Go through the entries below and pick out every line with "Grease".
BEGIN
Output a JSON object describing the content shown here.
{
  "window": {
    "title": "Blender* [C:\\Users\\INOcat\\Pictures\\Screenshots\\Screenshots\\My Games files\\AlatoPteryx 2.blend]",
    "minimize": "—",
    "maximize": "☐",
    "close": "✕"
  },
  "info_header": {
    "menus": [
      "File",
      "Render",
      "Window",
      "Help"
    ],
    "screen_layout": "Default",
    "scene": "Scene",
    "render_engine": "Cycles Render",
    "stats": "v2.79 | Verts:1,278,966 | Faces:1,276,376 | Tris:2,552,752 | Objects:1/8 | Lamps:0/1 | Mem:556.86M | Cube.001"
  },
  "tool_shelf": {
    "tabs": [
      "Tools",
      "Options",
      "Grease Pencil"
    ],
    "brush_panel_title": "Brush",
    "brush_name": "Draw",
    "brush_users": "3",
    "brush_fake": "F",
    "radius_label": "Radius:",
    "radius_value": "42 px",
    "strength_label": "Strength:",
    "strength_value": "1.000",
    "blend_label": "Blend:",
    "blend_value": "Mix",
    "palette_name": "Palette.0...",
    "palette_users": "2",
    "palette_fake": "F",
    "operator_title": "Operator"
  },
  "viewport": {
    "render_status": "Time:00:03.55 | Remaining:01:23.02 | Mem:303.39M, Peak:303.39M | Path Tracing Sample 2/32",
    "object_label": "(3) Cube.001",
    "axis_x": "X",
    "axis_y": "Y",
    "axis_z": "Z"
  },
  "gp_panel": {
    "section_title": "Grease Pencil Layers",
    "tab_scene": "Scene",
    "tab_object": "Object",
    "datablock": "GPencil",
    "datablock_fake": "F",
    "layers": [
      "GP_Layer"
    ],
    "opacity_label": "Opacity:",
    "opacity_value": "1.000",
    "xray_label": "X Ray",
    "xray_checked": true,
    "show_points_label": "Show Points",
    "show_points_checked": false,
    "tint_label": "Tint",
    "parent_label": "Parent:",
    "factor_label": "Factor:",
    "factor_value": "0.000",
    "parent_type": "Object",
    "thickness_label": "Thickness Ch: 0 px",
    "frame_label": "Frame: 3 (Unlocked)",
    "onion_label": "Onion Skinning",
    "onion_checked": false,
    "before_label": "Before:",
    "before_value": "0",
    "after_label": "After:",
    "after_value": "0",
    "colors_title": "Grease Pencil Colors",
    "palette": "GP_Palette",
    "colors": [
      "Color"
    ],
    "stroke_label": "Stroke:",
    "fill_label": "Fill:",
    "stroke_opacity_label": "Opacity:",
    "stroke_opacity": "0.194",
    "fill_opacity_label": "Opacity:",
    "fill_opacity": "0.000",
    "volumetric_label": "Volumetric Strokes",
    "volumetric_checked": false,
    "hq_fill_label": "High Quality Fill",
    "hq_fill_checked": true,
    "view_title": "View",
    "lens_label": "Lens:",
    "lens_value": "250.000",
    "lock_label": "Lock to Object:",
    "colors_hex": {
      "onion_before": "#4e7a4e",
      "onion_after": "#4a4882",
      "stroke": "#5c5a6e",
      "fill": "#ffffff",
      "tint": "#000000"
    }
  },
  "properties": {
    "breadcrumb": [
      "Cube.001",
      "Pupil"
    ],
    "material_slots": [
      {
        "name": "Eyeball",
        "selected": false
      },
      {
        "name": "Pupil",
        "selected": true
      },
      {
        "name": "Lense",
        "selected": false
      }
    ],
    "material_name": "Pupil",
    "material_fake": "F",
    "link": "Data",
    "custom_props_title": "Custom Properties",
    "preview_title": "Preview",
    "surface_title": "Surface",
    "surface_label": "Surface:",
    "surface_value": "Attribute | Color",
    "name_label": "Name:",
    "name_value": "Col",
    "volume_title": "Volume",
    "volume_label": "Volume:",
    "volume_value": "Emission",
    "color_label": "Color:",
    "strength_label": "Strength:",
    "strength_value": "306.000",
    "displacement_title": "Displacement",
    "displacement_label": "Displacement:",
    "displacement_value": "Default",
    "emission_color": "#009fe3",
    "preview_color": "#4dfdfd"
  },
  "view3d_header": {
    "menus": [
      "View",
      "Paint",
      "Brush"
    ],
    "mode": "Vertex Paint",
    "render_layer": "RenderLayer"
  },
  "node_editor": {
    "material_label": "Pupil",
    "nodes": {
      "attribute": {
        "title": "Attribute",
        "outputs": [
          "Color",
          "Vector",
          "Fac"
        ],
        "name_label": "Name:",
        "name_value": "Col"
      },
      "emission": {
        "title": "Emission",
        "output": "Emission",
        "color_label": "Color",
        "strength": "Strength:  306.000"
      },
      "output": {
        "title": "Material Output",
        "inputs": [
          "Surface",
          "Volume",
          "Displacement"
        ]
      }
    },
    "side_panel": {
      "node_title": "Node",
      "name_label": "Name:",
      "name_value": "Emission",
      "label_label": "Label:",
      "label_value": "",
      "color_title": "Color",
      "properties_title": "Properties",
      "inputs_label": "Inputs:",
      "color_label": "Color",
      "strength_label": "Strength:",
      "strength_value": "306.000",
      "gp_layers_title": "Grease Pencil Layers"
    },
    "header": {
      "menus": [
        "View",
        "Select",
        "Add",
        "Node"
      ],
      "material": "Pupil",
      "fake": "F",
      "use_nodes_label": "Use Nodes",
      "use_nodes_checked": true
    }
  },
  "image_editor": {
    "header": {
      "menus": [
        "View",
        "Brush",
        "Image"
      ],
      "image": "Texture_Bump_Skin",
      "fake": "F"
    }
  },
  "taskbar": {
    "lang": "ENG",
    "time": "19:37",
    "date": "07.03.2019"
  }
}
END
## Exercise answer
      "Grease Pencil"
    "section_title": "Grease Pencil Layers",
    "colors_title": "Grease Pencil Colors",
      "gp_layers_title": "Grease Pencil Layers"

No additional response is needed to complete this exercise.